AussiePair April 24, 2014 at 6:27 pm

I guess this is a good reminder for any host family then! It’s something that’s so hard to think about beforehand though.

Maybe you can switch the rooms before you get your next au pair

Returning HM April 24, 2014 at 3:34 pm

Totally agree about house layout. We have a small and old house, but before we moved in last summer, we turned common space upstairs into a small hallway on one side and closet on the other, such that there is now a little hallway separating the AP’s bedroom from the rest of our bedrooms. He turns left at the top of the stairs, and the rest of us turn right. We also have fans in every bedroom, for white noise while sleeping. Taken together, these mean we literally never hear AP when he comes home at night, and he doesn’t hear the children at all when they get up in the morning.

Small adjustments like this (fans, care with room assignments) can make a small house very doable with an AP, and in fact, the only year we lived in a big (rental) house with a huge separate space for the AP was the one year we really struggled with our AP and ended up in rematch and then rematch again (at which point we quit the program for two years). Not sure what to make of that!

JenNC April 27, 2014 at 1:31 pm

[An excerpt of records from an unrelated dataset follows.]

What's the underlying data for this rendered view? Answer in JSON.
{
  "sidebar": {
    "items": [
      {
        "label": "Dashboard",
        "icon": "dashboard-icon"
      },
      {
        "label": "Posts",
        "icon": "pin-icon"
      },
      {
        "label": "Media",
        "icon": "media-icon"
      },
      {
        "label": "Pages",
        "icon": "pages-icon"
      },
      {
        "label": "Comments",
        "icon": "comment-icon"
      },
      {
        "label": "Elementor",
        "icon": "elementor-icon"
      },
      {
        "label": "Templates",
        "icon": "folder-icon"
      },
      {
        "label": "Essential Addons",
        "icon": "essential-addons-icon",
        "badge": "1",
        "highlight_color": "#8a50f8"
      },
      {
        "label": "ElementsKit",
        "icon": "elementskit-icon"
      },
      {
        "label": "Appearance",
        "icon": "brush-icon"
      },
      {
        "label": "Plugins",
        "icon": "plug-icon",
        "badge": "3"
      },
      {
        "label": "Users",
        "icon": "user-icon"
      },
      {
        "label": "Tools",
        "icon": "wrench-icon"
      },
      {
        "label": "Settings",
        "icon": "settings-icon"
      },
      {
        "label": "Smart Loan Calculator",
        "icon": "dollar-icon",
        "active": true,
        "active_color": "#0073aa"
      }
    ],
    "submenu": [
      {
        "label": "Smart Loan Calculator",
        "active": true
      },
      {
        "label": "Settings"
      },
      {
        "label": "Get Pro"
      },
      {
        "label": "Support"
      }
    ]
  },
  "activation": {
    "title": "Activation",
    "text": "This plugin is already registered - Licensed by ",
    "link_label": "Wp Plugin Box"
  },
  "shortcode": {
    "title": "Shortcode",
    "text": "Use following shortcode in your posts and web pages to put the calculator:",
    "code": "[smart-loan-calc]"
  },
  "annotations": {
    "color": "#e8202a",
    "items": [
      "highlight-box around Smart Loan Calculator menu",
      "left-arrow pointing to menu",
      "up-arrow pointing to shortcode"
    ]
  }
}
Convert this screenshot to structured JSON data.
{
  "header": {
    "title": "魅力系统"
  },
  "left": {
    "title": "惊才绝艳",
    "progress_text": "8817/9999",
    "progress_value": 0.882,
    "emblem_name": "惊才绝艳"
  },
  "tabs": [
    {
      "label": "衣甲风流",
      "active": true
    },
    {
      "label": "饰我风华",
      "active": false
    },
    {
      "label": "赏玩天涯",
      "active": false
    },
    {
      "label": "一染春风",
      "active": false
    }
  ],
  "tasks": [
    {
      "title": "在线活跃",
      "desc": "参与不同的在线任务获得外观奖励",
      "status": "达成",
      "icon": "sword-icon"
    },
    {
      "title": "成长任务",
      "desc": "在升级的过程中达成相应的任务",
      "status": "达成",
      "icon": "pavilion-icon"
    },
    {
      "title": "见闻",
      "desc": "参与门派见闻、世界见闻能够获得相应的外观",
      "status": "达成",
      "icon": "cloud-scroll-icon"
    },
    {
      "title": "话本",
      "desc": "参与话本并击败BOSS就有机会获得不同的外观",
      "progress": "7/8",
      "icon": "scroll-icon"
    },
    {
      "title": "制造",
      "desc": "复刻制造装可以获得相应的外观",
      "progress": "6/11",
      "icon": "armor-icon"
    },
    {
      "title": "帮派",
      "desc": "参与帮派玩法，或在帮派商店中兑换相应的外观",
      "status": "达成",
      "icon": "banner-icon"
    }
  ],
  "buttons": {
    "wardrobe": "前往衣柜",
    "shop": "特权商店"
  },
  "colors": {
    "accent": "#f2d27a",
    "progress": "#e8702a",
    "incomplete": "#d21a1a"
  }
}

Dorsi just to reassure , my first aupair came when my baby was 6 months old, my other two kids were 2 and 6. You just have to find the right aupair for your family, you are choosing an aupair to make your life easier, you want a girl who wants to help you and doesn’t have a problem helping with kids laundry, bottles, and helping clean kids toys and rooms, it’s part of child care duties as well as cleaning up after themselves, their own living space and helping and contributing in the kitchen. I have found both of our aupairs to be like family, younger siblings of mine or like a cousin. If you choose the right type of personality you will quickly find a woman who loves your kids and wants to take great care of them, but this relationship occurs from trust and to just having an aupair as a ” worker” y want them too feel apart of the family and they give so much more to you and your kids I return. Trust your instincts and do not sacrifice your needs for that “beauty aupair” because a great aupair will want to be your aupair and help you. Talk up the positives in y family your area, what is their close to you, find out about other aupair clusters in your area, schools, classes etc available to the aupair. If you don’t need a driver find a girl who isn’t used to driving because that way they are used to public transportation. A girl who is used to driving In her home country may have hard time giving up that independence. If you plan to take any family vacations with the aupair talk about your plans so they know what other experiences you will have with them. Don’t focus on all the negative, if they have cared for these age children then they know how it can be. And many live and share bathrooms at home with family, so again as long as they have their own private bedroom, let them know that bathroom is available to them all the time except maybe specific hours in am you are getting ready for work. Hope that helps. And also as someone stated look for aupair extraordinaire . Although both my aupairs were from normal pool and are awesome. Jen

CA-TXmom May 9, 2014 at 4:16 am

Reading through these stories of the complicated matching process, makes me wonder if we just got lucky or if it is the agency we use. When we got our first Au pair we signed up with two agencies APC and Go Au Pair. I found APCs process annoying with only interviewing 3 candidates at a time. Go Au Pair was easier to work with. Now that we are working on our second Au pair, the matching process took less than 2 weeks. There were so many candidates and some candidates that have been waiting over a year to try to be placed. Especially for Au pairs from SA it seems that there would be a ton of Au pairs who would love the opportunity to be in your household. Also, as everyone said before don’t give up on your chance to get help with laundry, meals or date nights!

Comments on this entry are closed.